= Beginning of Section =
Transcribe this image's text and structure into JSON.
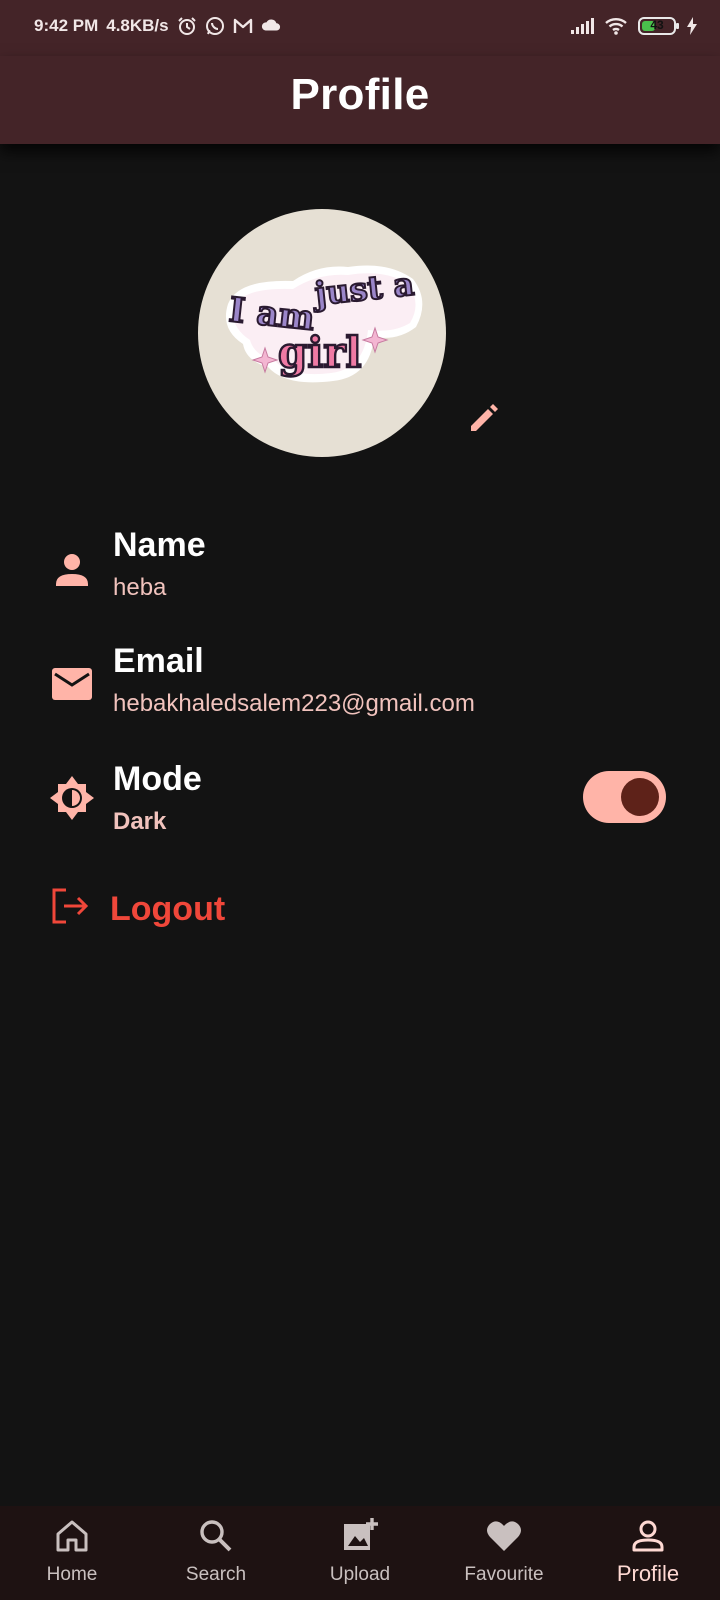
{
  "status_bar": {
    "time": "9:42 PM",
    "speed": "4.8KB/s",
    "battery": "43",
    "battery_level": 0.43,
    "icons": [
      "alarm-icon",
      "whatsapp-icon",
      "gmail-icon",
      "cloud-icon",
      "signal-icon",
      "wifi-icon",
      "battery-icon",
      "charging-icon"
    ]
  },
  "app_bar": {
    "title": "Profile"
  },
  "avatar": {
    "image_text": "I am just a girl"
  },
  "profile": {
    "name_label": "Name",
    "name_value": "heba",
    "email_label": "Email",
    "email_value": "hebakhaledsalem223@gmail.com",
    "mode_label": "Mode",
    "mode_value": "Dark",
    "mode_enabled": true,
    "logout_label": "Logout"
  },
  "bottom_nav": {
    "items": [
      {
        "label": "Home",
        "icon": "home-icon"
      },
      {
        "label": "Search",
        "icon": "search-icon"
      },
      {
        "label": "Upload",
        "icon": "add-photo-icon"
      },
      {
        "label": "Favourite",
        "icon": "heart-icon"
      },
      {
        "label": "Profile",
        "icon": "person-icon",
        "active": true
      }
    ]
  },
  "colors": {
    "app_bar": "#442428",
    "background": "#131313",
    "accent": "#ffb4a8",
    "logout": "#f0473a",
    "nav_bar": "#1e1212"
  }
}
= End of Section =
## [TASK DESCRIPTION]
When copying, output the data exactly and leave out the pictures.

## [SOLUTION FOR THIS TASK]
Transcribe this image's text and structure into JSON.
{
  "status_bar": {
    "time": "9:42 PM",
    "speed": "4.8KB/s",
    "battery": "43",
    "battery_level": 0.43,
    "icons": [
      "alarm-icon",
      "whatsapp-icon",
      "gmail-icon",
      "cloud-icon",
      "signal-icon",
      "wifi-icon",
      "battery-icon",
      "charging-icon"
    ]
  },
  "app_bar": {
    "title": "Profile"
  },
  "avatar": {
    "image_text": "I am just a girl"
  },
  "profile": {
    "name_label": "Name",
    "name_value": "heba",
    "email_label": "Email",
    "email_value": "hebakhaledsalem223@gmail.com",
    "mode_label": "Mode",
    "mode_value": "Dark",
    "mode_enabled": true,
    "logout_label": "Logout"
  },
  "bottom_nav": {
    "items": [
      {
        "label": "Home",
        "icon": "home-icon"
      },
      {
        "label": "Search",
        "icon": "search-icon"
      },
      {
        "label": "Upload",
        "icon": "add-photo-icon"
      },
      {
        "label": "Favourite",
        "icon": "heart-icon"
      },
      {
        "label": "Profile",
        "icon": "person-icon",
        "active": true
      }
    ]
  },
  "colors": {
    "app_bar": "#442428",
    "background": "#131313",
    "accent": "#ffb4a8",
    "logout": "#f0473a",
    "nav_bar": "#1e1212"
  }
}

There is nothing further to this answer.